TASK ITEM:
Please return the lines of the data that contain "image".

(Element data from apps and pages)
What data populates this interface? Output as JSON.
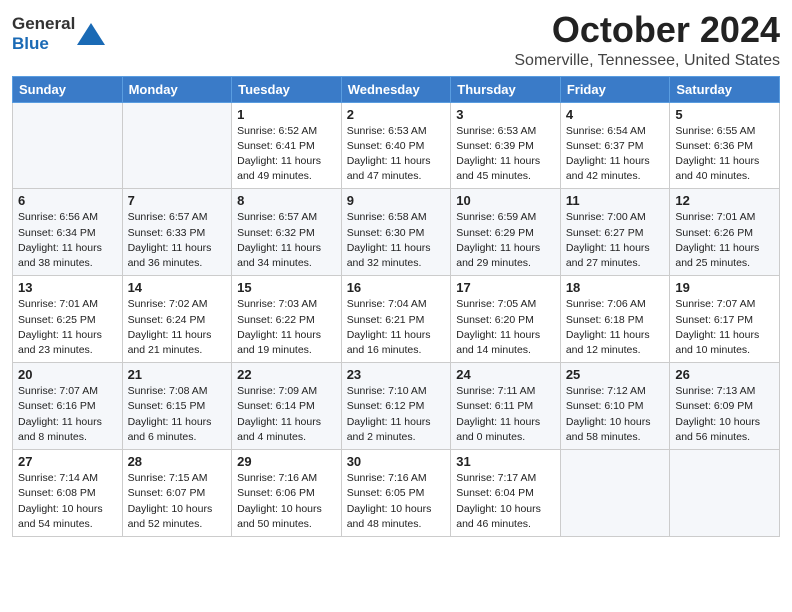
{
  "logo": {
    "line1": "General",
    "line2": "Blue"
  },
  "title": "October 2024",
  "location": "Somerville, Tennessee, United States",
  "weekdays": [
    "Sunday",
    "Monday",
    "Tuesday",
    "Wednesday",
    "Thursday",
    "Friday",
    "Saturday"
  ],
  "weeks": [
    [
      {
        "day": "",
        "info": ""
      },
      {
        "day": "",
        "info": ""
      },
      {
        "day": "1",
        "info": "Sunrise: 6:52 AM\nSunset: 6:41 PM\nDaylight: 11 hours and 49 minutes."
      },
      {
        "day": "2",
        "info": "Sunrise: 6:53 AM\nSunset: 6:40 PM\nDaylight: 11 hours and 47 minutes."
      },
      {
        "day": "3",
        "info": "Sunrise: 6:53 AM\nSunset: 6:39 PM\nDaylight: 11 hours and 45 minutes."
      },
      {
        "day": "4",
        "info": "Sunrise: 6:54 AM\nSunset: 6:37 PM\nDaylight: 11 hours and 42 minutes."
      },
      {
        "day": "5",
        "info": "Sunrise: 6:55 AM\nSunset: 6:36 PM\nDaylight: 11 hours and 40 minutes."
      }
    ],
    [
      {
        "day": "6",
        "info": "Sunrise: 6:56 AM\nSunset: 6:34 PM\nDaylight: 11 hours and 38 minutes."
      },
      {
        "day": "7",
        "info": "Sunrise: 6:57 AM\nSunset: 6:33 PM\nDaylight: 11 hours and 36 minutes."
      },
      {
        "day": "8",
        "info": "Sunrise: 6:57 AM\nSunset: 6:32 PM\nDaylight: 11 hours and 34 minutes."
      },
      {
        "day": "9",
        "info": "Sunrise: 6:58 AM\nSunset: 6:30 PM\nDaylight: 11 hours and 32 minutes."
      },
      {
        "day": "10",
        "info": "Sunrise: 6:59 AM\nSunset: 6:29 PM\nDaylight: 11 hours and 29 minutes."
      },
      {
        "day": "11",
        "info": "Sunrise: 7:00 AM\nSunset: 6:27 PM\nDaylight: 11 hours and 27 minutes."
      },
      {
        "day": "12",
        "info": "Sunrise: 7:01 AM\nSunset: 6:26 PM\nDaylight: 11 hours and 25 minutes."
      }
    ],
    [
      {
        "day": "13",
        "info": "Sunrise: 7:01 AM\nSunset: 6:25 PM\nDaylight: 11 hours and 23 minutes."
      },
      {
        "day": "14",
        "info": "Sunrise: 7:02 AM\nSunset: 6:24 PM\nDaylight: 11 hours and 21 minutes."
      },
      {
        "day": "15",
        "info": "Sunrise: 7:03 AM\nSunset: 6:22 PM\nDaylight: 11 hours and 19 minutes."
      },
      {
        "day": "16",
        "info": "Sunrise: 7:04 AM\nSunset: 6:21 PM\nDaylight: 11 hours and 16 minutes."
      },
      {
        "day": "17",
        "info": "Sunrise: 7:05 AM\nSunset: 6:20 PM\nDaylight: 11 hours and 14 minutes."
      },
      {
        "day": "18",
        "info": "Sunrise: 7:06 AM\nSunset: 6:18 PM\nDaylight: 11 hours and 12 minutes."
      },
      {
        "day": "19",
        "info": "Sunrise: 7:07 AM\nSunset: 6:17 PM\nDaylight: 11 hours and 10 minutes."
      }
    ],
    [
      {
        "day": "20",
        "info": "Sunrise: 7:07 AM\nSunset: 6:16 PM\nDaylight: 11 hours and 8 minutes."
      },
      {
        "day": "21",
        "info": "Sunrise: 7:08 AM\nSunset: 6:15 PM\nDaylight: 11 hours and 6 minutes."
      },
      {
        "day": "22",
        "info": "Sunrise: 7:09 AM\nSunset: 6:14 PM\nDaylight: 11 hours and 4 minutes."
      },
      {
        "day": "23",
        "info": "Sunrise: 7:10 AM\nSunset: 6:12 PM\nDaylight: 11 hours and 2 minutes."
      },
      {
        "day": "24",
        "info": "Sunrise: 7:11 AM\nSunset: 6:11 PM\nDaylight: 11 hours and 0 minutes."
      },
      {
        "day": "25",
        "info": "Sunrise: 7:12 AM\nSunset: 6:10 PM\nDaylight: 10 hours and 58 minutes."
      },
      {
        "day": "26",
        "info": "Sunrise: 7:13 AM\nSunset: 6:09 PM\nDaylight: 10 hours and 56 minutes."
      }
    ],
    [
      {
        "day": "27",
        "info": "Sunrise: 7:14 AM\nSunset: 6:08 PM\nDaylight: 10 hours and 54 minutes."
      },
      {
        "day": "28",
        "info": "Sunrise: 7:15 AM\nSunset: 6:07 PM\nDaylight: 10 hours and 52 minutes."
      },
      {
        "day": "29",
        "info": "Sunrise: 7:16 AM\nSunset: 6:06 PM\nDaylight: 10 hours and 50 minutes."
      },
      {
        "day": "30",
        "info": "Sunrise: 7:16 AM\nSunset: 6:05 PM\nDaylight: 10 hours and 48 minutes."
      },
      {
        "day": "31",
        "info": "Sunrise: 7:17 AM\nSunset: 6:04 PM\nDaylight: 10 hours and 46 minutes."
      },
      {
        "day": "",
        "info": ""
      },
      {
        "day": "",
        "info": ""
      }
    ]
  ]
}
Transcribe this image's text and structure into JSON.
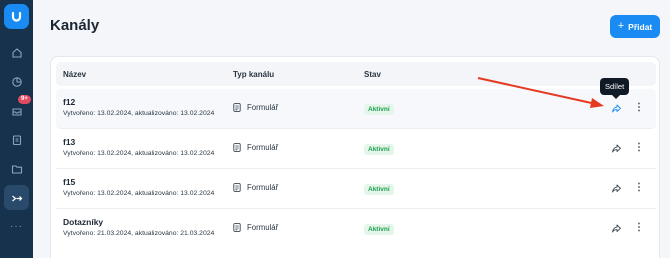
{
  "sidebar": {
    "badge": "9+",
    "more": "···"
  },
  "header": {
    "title": "Kanály",
    "add_label": "Přidat",
    "add_icon": "plus-icon"
  },
  "table": {
    "columns": [
      "Název",
      "Typ kanálu",
      "Stav"
    ],
    "rows": [
      {
        "name": "f12",
        "meta": "Vytvořeno: 13.02.2024, aktualizováno: 13.02.2024",
        "type": "Formulář",
        "status": "Aktivní"
      },
      {
        "name": "f13",
        "meta": "Vytvořeno: 13.02.2024, aktualizováno: 13.02.2024",
        "type": "Formulář",
        "status": "Aktivní"
      },
      {
        "name": "f15",
        "meta": "Vytvořeno: 13.02.2024, aktualizováno: 13.02.2024",
        "type": "Formulář",
        "status": "Aktivní"
      },
      {
        "name": "Dotazníky",
        "meta": "Vytvořeno: 21.03.2024, aktualizováno: 21.03.2024",
        "type": "Formulář",
        "status": "Aktivní"
      }
    ]
  },
  "tooltip": {
    "text": "Sdílet"
  },
  "colors": {
    "primary": "#1a8bf2",
    "sidebar": "#17324d",
    "status_active_text": "#1f9d4e",
    "status_active_bg": "#e4f6e9",
    "annotation_arrow": "#e53922"
  }
}
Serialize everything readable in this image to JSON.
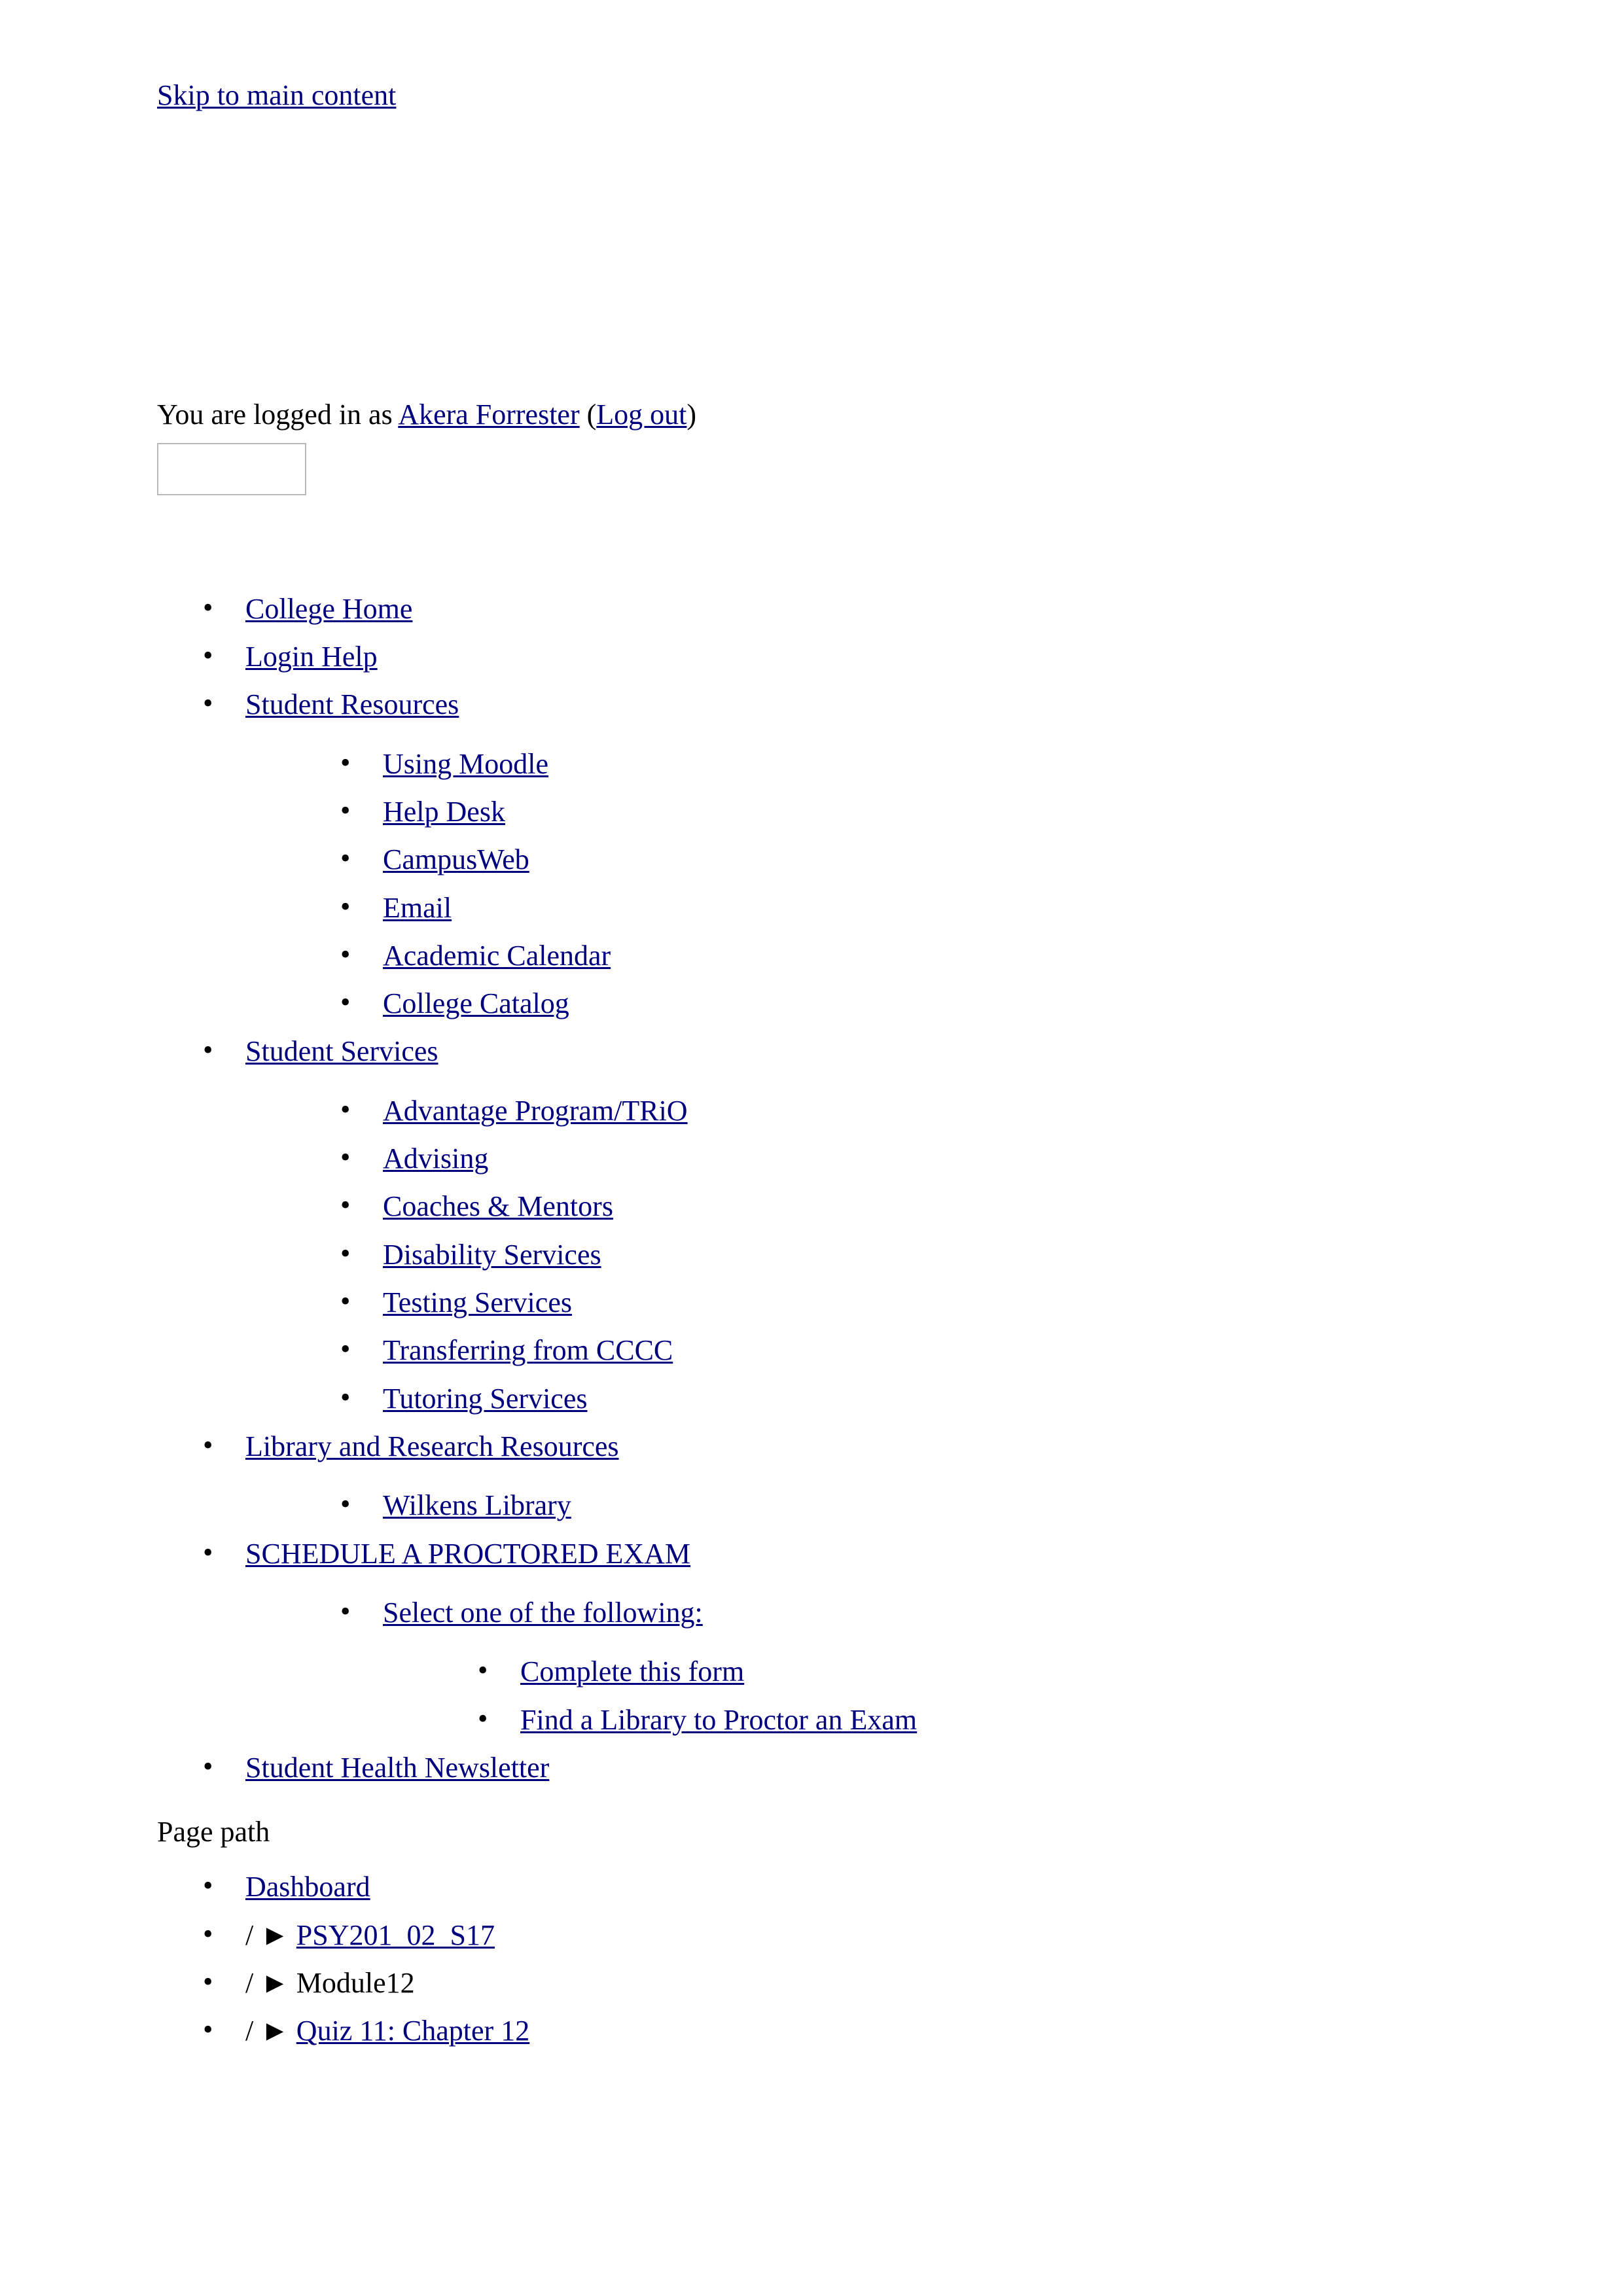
{
  "accessibility": {
    "skip_link": "Skip to main content"
  },
  "user_menu": {
    "prefix": "You are logged in as",
    "user_name": "Akera Forrester",
    "open_paren": "(",
    "logout_label": "Log out",
    "close_paren": ")"
  },
  "custom_menu": {
    "items": [
      {
        "label": "College Home",
        "link": true,
        "children": []
      },
      {
        "label": "Login Help",
        "link": true,
        "children": []
      },
      {
        "label": "Student Resources",
        "link": true,
        "children": [
          {
            "label": "Using Moodle",
            "link": true,
            "children": []
          },
          {
            "label": "Help Desk",
            "link": true,
            "children": []
          },
          {
            "label": "CampusWeb",
            "link": true,
            "children": []
          },
          {
            "label": "Email",
            "link": true,
            "children": []
          },
          {
            "label": "Academic Calendar",
            "link": true,
            "children": []
          },
          {
            "label": "College Catalog",
            "link": true,
            "children": []
          }
        ]
      },
      {
        "label": "Student Services",
        "link": true,
        "children": [
          {
            "label": "Advantage Program/TRiO",
            "link": true,
            "children": []
          },
          {
            "label": "Advising",
            "link": true,
            "children": []
          },
          {
            "label": "Coaches & Mentors",
            "link": true,
            "children": []
          },
          {
            "label": "Disability Services",
            "link": true,
            "children": []
          },
          {
            "label": "Testing Services",
            "link": true,
            "children": []
          },
          {
            "label": "Transferring from CCCC",
            "link": true,
            "children": []
          },
          {
            "label": "Tutoring Services",
            "link": true,
            "children": []
          }
        ]
      },
      {
        "label": "Library and Research Resources",
        "link": true,
        "children": [
          {
            "label": "Wilkens Library",
            "link": true,
            "children": []
          }
        ]
      },
      {
        "label": "SCHEDULE A PROCTORED EXAM",
        "link": true,
        "children": [
          {
            "label": "Select one of the following:",
            "link": true,
            "children": [
              {
                "label": "Complete this form",
                "link": true,
                "children": []
              },
              {
                "label": "Find a Library to Proctor an Exam",
                "link": true,
                "children": []
              }
            ]
          }
        ]
      },
      {
        "label": "Student Health Newsletter",
        "link": true,
        "children": []
      }
    ]
  },
  "breadcrumb": {
    "heading": "Page path",
    "separator": "/",
    "arrow": "►",
    "items": [
      {
        "label": "Dashboard",
        "link": true,
        "show_separator": false
      },
      {
        "label": "PSY201_02_S17",
        "link": true,
        "show_separator": true
      },
      {
        "label": "Module12",
        "link": false,
        "show_separator": true
      },
      {
        "label": "Quiz 11: Chapter 12",
        "link": true,
        "show_separator": true
      }
    ]
  },
  "theme": {
    "link_color": "#00007f",
    "text_color": "#000000",
    "background": "#ffffff",
    "placeholder_border": "#b9b9b9"
  }
}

ANSWER TO THE EXERCISE:
Transcribe this image's text and structure into JSON.
Serialize everything readable in this image to JSON.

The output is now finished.